But even surrounded by all these magical Olympic moments, debates lived on. Tennis fans argued about the schedule, the ITF qualification rules, and the point distributions. And as the tennis players were eliminated from the Games it became once again apparent how different tennis was from the rest of the Olympic sports. Most players fled London and went straight to Canada to prepare for the Masters Series events in Toronto and Montreal. Those tournaments start today. The US Open is just around the corner. While other Olympic sports have to wait another four years for redemption, in tennis, there is always a tomorrow.
Just ask Andy Murray. One month after the most crushing defeat of his career he had a chance for a repeat. And as the match began, it became clear that the colorful courts weren’t the only thing different about this match. Wrapped up in a sense of pride and nationalism that was, for once, bigger then him, Murray played the type of commanding tennis he usually reserves for Grand Slam Quarterfinals and Masters Series Finals. Simply put, he dominated Roger Federer.

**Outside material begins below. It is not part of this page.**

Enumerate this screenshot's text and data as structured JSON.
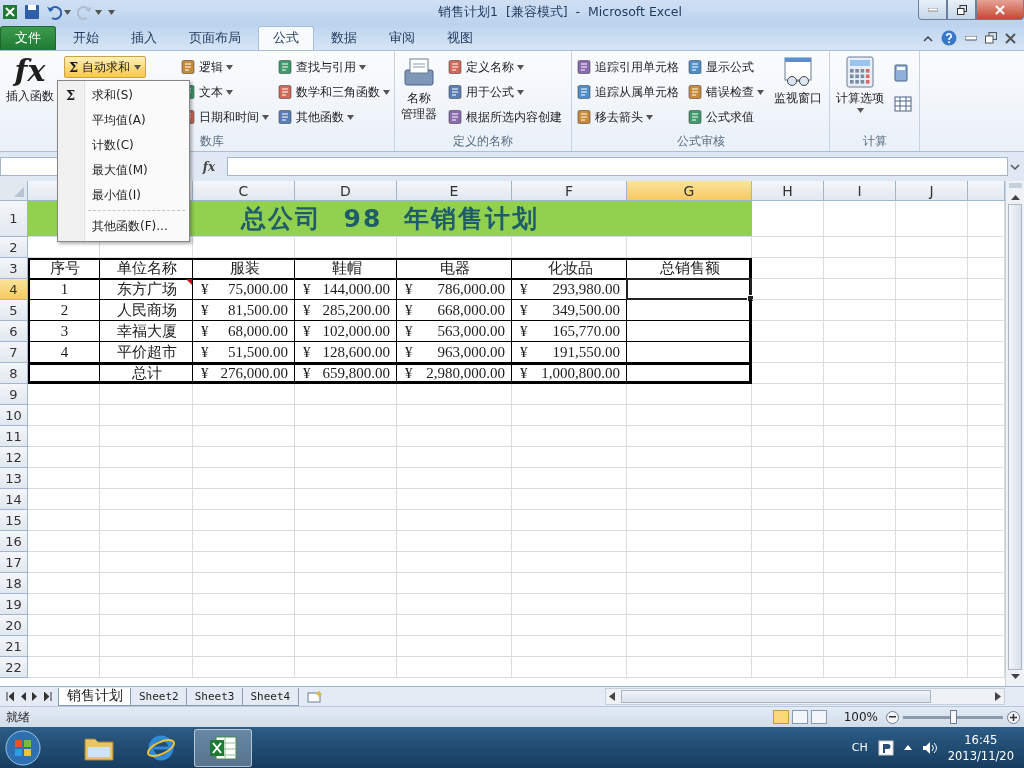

After he hit an ace down the middle to seal his straight sets upset and secure the Gold Medal, he dropped to his knees and cried—not tears of despair like he had a month ago, but rather tears of relief. Tears of a Champion. As a nation leapt to it’s feet and cheered in disbelief and Murray climbed into the Wimbledon stands to embrace his team, it became apparent that this was an Olympic moment for the ages. Suddenly it didn’t matter how this compared to a Grand Slam victory or how many points he got for the win. Andy Murray had a Gold Medal. He had beaten Roger Federer. He had reversed the script. Underdogs believed again. A nation was united. And, for a moment, tennis and the Olympics lived in perfect harmony.